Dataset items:
************
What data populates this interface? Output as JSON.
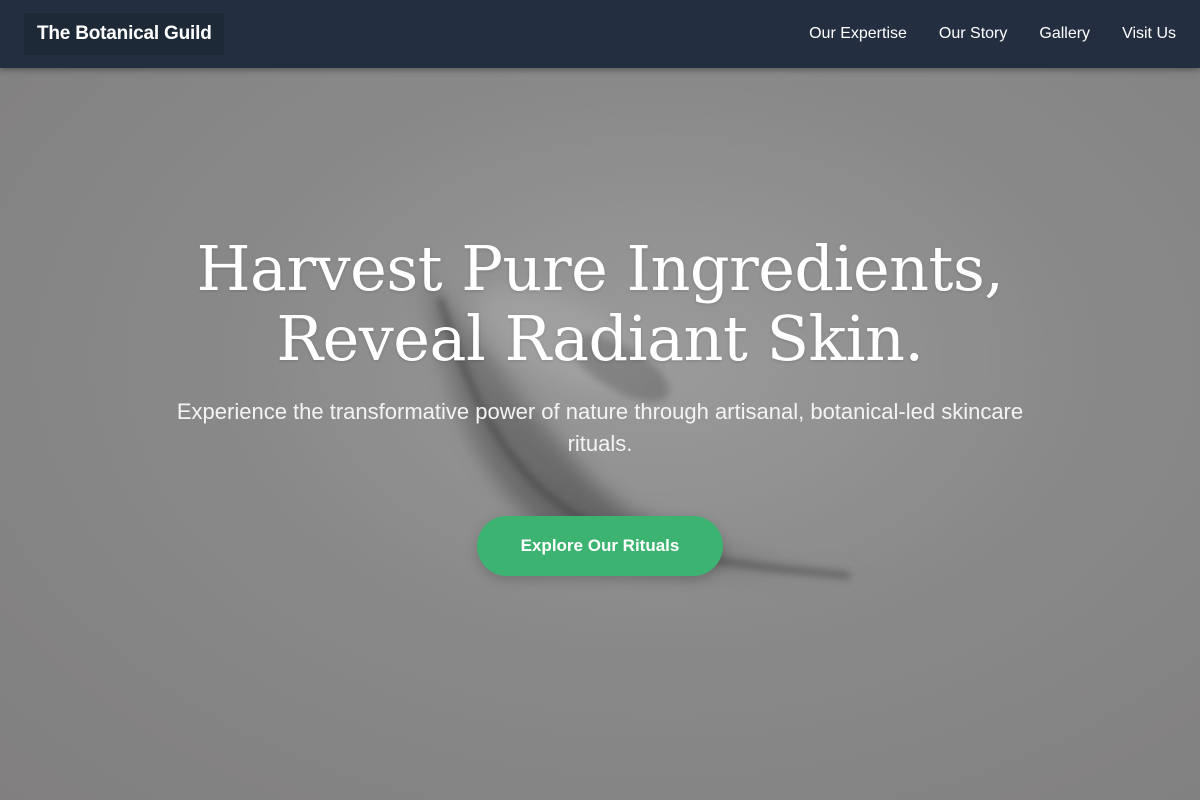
{
  "header": {
    "logo": "The Botanical Guild",
    "nav": [
      {
        "label": "Our Expertise"
      },
      {
        "label": "Our Story"
      },
      {
        "label": "Gallery"
      },
      {
        "label": "Visit Us"
      }
    ]
  },
  "hero": {
    "title_line1": "Harvest Pure Ingredients,",
    "title_line2": "Reveal Radiant Skin.",
    "subtitle": "Experience the transformative power of nature through artisanal, botanical-led skincare rituals.",
    "cta_label": "Explore Our Rituals"
  },
  "colors": {
    "header_bg": "#232f40",
    "accent": "#3cb371"
  }
}
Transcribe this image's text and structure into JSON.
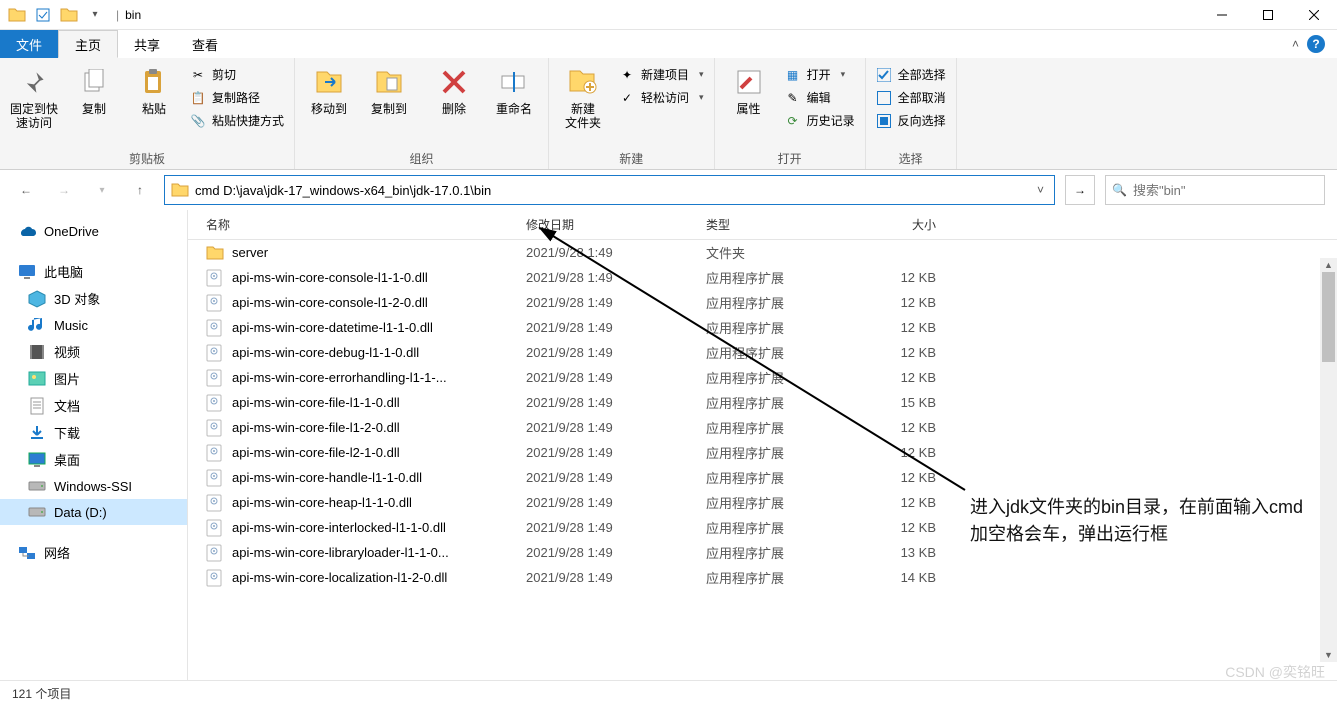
{
  "title": {
    "folder": "bin"
  },
  "tabs": {
    "file": "文件",
    "home": "主页",
    "share": "共享",
    "view": "查看"
  },
  "ribbon": {
    "clipboard": {
      "pin": "固定到快\n速访问",
      "copy": "复制",
      "paste": "粘贴",
      "cut": "剪切",
      "copy_path": "复制路径",
      "paste_shortcut": "粘贴快捷方式",
      "label": "剪贴板"
    },
    "organize": {
      "move_to": "移动到",
      "copy_to": "复制到",
      "delete": "删除",
      "rename": "重命名",
      "label": "组织"
    },
    "new": {
      "new_folder": "新建\n文件夹",
      "new_item": "新建项目",
      "easy_access": "轻松访问",
      "label": "新建"
    },
    "open": {
      "properties": "属性",
      "open": "打开",
      "edit": "编辑",
      "history": "历史记录",
      "label": "打开"
    },
    "select": {
      "select_all": "全部选择",
      "select_none": "全部取消",
      "invert": "反向选择",
      "label": "选择"
    }
  },
  "address": {
    "text": "cmd D:\\java\\jdk-17_windows-x64_bin\\jdk-17.0.1\\bin"
  },
  "search": {
    "placeholder": "搜索\"bin\""
  },
  "sidebar": {
    "onedrive": "OneDrive",
    "thispc": "此电脑",
    "items": [
      {
        "label": "3D 对象",
        "icon": "cube"
      },
      {
        "label": "Music",
        "icon": "music"
      },
      {
        "label": "视频",
        "icon": "film"
      },
      {
        "label": "图片",
        "icon": "picture"
      },
      {
        "label": "文档",
        "icon": "doc"
      },
      {
        "label": "下载",
        "icon": "download"
      },
      {
        "label": "桌面",
        "icon": "desktop"
      },
      {
        "label": "Windows-SSI",
        "icon": "drive"
      },
      {
        "label": "Data (D:)",
        "icon": "drive",
        "selected": true
      }
    ],
    "network": "网络"
  },
  "columns": {
    "name": "名称",
    "date": "修改日期",
    "type": "类型",
    "size": "大小"
  },
  "files": [
    {
      "name": "server",
      "date": "2021/9/28 1:49",
      "type": "文件夹",
      "size": "",
      "kind": "folder"
    },
    {
      "name": "api-ms-win-core-console-l1-1-0.dll",
      "date": "2021/9/28 1:49",
      "type": "应用程序扩展",
      "size": "12 KB",
      "kind": "dll"
    },
    {
      "name": "api-ms-win-core-console-l1-2-0.dll",
      "date": "2021/9/28 1:49",
      "type": "应用程序扩展",
      "size": "12 KB",
      "kind": "dll"
    },
    {
      "name": "api-ms-win-core-datetime-l1-1-0.dll",
      "date": "2021/9/28 1:49",
      "type": "应用程序扩展",
      "size": "12 KB",
      "kind": "dll"
    },
    {
      "name": "api-ms-win-core-debug-l1-1-0.dll",
      "date": "2021/9/28 1:49",
      "type": "应用程序扩展",
      "size": "12 KB",
      "kind": "dll"
    },
    {
      "name": "api-ms-win-core-errorhandling-l1-1-...",
      "date": "2021/9/28 1:49",
      "type": "应用程序扩展",
      "size": "12 KB",
      "kind": "dll"
    },
    {
      "name": "api-ms-win-core-file-l1-1-0.dll",
      "date": "2021/9/28 1:49",
      "type": "应用程序扩展",
      "size": "15 KB",
      "kind": "dll"
    },
    {
      "name": "api-ms-win-core-file-l1-2-0.dll",
      "date": "2021/9/28 1:49",
      "type": "应用程序扩展",
      "size": "12 KB",
      "kind": "dll"
    },
    {
      "name": "api-ms-win-core-file-l2-1-0.dll",
      "date": "2021/9/28 1:49",
      "type": "应用程序扩展",
      "size": "12 KB",
      "kind": "dll"
    },
    {
      "name": "api-ms-win-core-handle-l1-1-0.dll",
      "date": "2021/9/28 1:49",
      "type": "应用程序扩展",
      "size": "12 KB",
      "kind": "dll"
    },
    {
      "name": "api-ms-win-core-heap-l1-1-0.dll",
      "date": "2021/9/28 1:49",
      "type": "应用程序扩展",
      "size": "12 KB",
      "kind": "dll"
    },
    {
      "name": "api-ms-win-core-interlocked-l1-1-0.dll",
      "date": "2021/9/28 1:49",
      "type": "应用程序扩展",
      "size": "12 KB",
      "kind": "dll"
    },
    {
      "name": "api-ms-win-core-libraryloader-l1-1-0...",
      "date": "2021/9/28 1:49",
      "type": "应用程序扩展",
      "size": "13 KB",
      "kind": "dll"
    },
    {
      "name": "api-ms-win-core-localization-l1-2-0.dll",
      "date": "2021/9/28 1:49",
      "type": "应用程序扩展",
      "size": "14 KB",
      "kind": "dll"
    }
  ],
  "status": {
    "items": "121 个项目"
  },
  "annotation": "进入jdk文件夹的bin目录，在前面输入cmd加空格会车，弹出运行框",
  "watermark": "CSDN @奕铭旺"
}
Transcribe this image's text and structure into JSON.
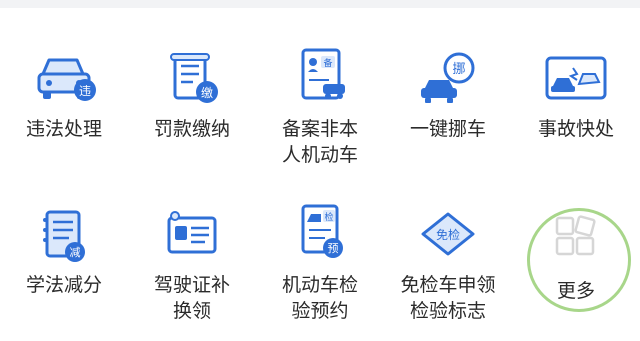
{
  "services": [
    {
      "label": "违法处理",
      "badge": "违",
      "icon": "car-violation-icon"
    },
    {
      "label": "罚款缴纳",
      "badge": "缴",
      "icon": "fine-payment-icon"
    },
    {
      "label": "备案非本\n人机动车",
      "badge": "备",
      "icon": "vehicle-registration-icon"
    },
    {
      "label": "一键挪车",
      "badge": "挪",
      "icon": "move-car-icon"
    },
    {
      "label": "事故快处",
      "badge": "",
      "icon": "accident-icon"
    },
    {
      "label": "学法减分",
      "badge": "减",
      "icon": "study-deduct-icon"
    },
    {
      "label": "驾驶证补\n换领",
      "badge": "",
      "icon": "license-replace-icon"
    },
    {
      "label": "机动车检\n验预约",
      "badge": "检",
      "badge2": "预",
      "icon": "inspection-booking-icon"
    },
    {
      "label": "免检车申领\n检验标志",
      "badge": "免检",
      "icon": "exempt-inspection-icon"
    },
    {
      "label": "更多",
      "badge": "",
      "icon": "more-grid-icon"
    }
  ],
  "colors": {
    "primary": "#2f6fd6",
    "light": "#dbe8fb",
    "highlight_ring": "#a8d68a",
    "text": "#2b2b2b"
  }
}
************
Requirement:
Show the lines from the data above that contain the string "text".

Written reply:
Transcribe this image's text and structure into JSON.
    "text": "cmd D:\\java\\jdk-17_windows-x64_bin\\jdk-17.0.1\\bin"
Transcribe this image's text and structure into JSON.
    "text": "#2b2b2b"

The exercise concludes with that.